Gorman's book details constant chaos between the Robinson brothers over his 27 years in a band with them, and he offers a play-by-play of exactly what happened when The Black Crowes disbanded in 2014. Though he still doesn't understand what Chris's problem with him is, the frontman made it clear prior to the band's breakup that the two had a problem.
After touring extensively in 2013, the band planned to take the following year off to recharge for what they agreed would be a Shake Your Money Maker 25th anniversary celebration and farewell tour in 2015.
"We did discuss this, like how important it is to end it right, to just go out with some self-respect and dignity and appreciation for all we had done and the fact that we're still here and that we have an audience and all of these things," Gorman recalls.
The three remaining co-founders to that point split revenue equally. They had a verbal agreement about their proposed farewell, but when it came time to discuss specifics, Chris quickly demanded 75 percent of the money and that Gorman be "removed from the band."
"I did a sports talk radio show in Nashville at the time, and it got picked up by Fox Sports Radio," Gorman explains. "Suddenly my show went national and [Chris] was not happy about that, for reasons that only he can answer. ...Just the idea that 'Who are you to create something outside this band?' I don't know... He was very offended by that somehow, and then he had a million other grievances."

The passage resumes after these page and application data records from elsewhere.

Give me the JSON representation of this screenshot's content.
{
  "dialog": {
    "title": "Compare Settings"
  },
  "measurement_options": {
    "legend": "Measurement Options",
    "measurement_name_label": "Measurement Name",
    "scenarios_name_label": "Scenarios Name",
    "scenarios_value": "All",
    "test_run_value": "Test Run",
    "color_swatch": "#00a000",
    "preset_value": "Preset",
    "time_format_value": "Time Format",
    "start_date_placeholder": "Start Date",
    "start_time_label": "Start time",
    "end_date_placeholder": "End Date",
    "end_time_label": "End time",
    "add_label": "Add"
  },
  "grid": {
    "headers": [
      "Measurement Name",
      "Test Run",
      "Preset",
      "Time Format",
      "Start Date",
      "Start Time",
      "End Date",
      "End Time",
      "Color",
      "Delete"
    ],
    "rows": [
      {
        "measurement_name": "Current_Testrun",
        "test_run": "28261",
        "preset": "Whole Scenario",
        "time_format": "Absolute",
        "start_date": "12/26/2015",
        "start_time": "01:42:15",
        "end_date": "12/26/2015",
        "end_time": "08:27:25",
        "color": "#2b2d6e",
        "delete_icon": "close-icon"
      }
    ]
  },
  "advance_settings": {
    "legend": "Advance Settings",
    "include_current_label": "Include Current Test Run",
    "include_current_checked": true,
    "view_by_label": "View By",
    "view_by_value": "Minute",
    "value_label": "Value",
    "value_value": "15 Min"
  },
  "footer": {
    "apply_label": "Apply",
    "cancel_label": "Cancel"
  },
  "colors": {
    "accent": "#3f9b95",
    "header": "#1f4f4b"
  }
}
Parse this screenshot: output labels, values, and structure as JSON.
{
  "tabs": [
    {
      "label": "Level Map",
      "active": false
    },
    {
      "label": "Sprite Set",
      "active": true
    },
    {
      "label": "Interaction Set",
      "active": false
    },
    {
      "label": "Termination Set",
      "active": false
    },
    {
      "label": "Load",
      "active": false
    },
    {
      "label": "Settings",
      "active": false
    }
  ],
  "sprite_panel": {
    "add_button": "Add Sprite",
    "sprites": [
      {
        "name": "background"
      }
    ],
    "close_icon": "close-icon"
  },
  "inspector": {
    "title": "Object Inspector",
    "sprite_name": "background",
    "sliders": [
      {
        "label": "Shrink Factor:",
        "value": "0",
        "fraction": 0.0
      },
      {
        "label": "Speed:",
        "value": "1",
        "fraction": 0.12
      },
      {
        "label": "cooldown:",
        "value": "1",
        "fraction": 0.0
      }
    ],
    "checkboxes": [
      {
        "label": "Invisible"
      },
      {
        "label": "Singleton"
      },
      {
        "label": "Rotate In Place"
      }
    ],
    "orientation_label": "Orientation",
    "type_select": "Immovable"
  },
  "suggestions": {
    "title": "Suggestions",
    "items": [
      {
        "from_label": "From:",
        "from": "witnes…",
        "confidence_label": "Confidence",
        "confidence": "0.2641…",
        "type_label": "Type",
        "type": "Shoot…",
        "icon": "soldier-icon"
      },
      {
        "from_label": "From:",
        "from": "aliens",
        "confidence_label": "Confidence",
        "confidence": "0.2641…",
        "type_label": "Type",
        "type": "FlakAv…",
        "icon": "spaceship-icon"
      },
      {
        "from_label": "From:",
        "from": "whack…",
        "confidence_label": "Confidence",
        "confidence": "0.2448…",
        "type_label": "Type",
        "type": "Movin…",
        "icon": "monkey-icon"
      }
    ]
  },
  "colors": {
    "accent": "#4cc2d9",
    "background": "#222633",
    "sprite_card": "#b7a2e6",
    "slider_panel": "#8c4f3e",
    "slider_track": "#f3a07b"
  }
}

When Rich refused those terms, "that was the end of the band," Gorman says.
Gorman shoots straight in his book and includes copies of correspondence between himself and his band mates to document the downfall of the founding core of the group.
Chris's reasoning for his demands remains a mystery. While the singer said recently that he apologized to his brother for much of his behavior during that time period, he hasn't offered Gorman the same courtesy.
Looking back, Gorman realizes that the band's meager end — or the end of his tenure with it — was foreshadowed many times. And for all of Chris's public mea culpas, Gorman points to the new Black Crowes, which only include the brothers as official members, as proof that little has changed.
"Three decades of talking about what the band means and the power of music and the importance, and it comes down to you said one thing, you do another and here we are," he says. "It's not a surprise to me at all."
Despite his exasperation, Gorman appreciates the distance from The Black Crowes the past five years have afforded him. He has pride in the music he helped create but no longer has to deal with fallout from the toxic environment in which it was created.
He adds that Chris and Rich were "at each other's throats" when he met them in the '80s; fighting was a routine for the band.
..[Y]ou're in this bubble, you come out of it and those sort of things just are normal," he continues. "...You lose sight of how unhealthy it is and just how dark it can actually be."
Check out the full interview in the video player above or here.
Here's "Don't Wanna Bring You Down" from Trigger Hippy's new album Full Circl And Then Some: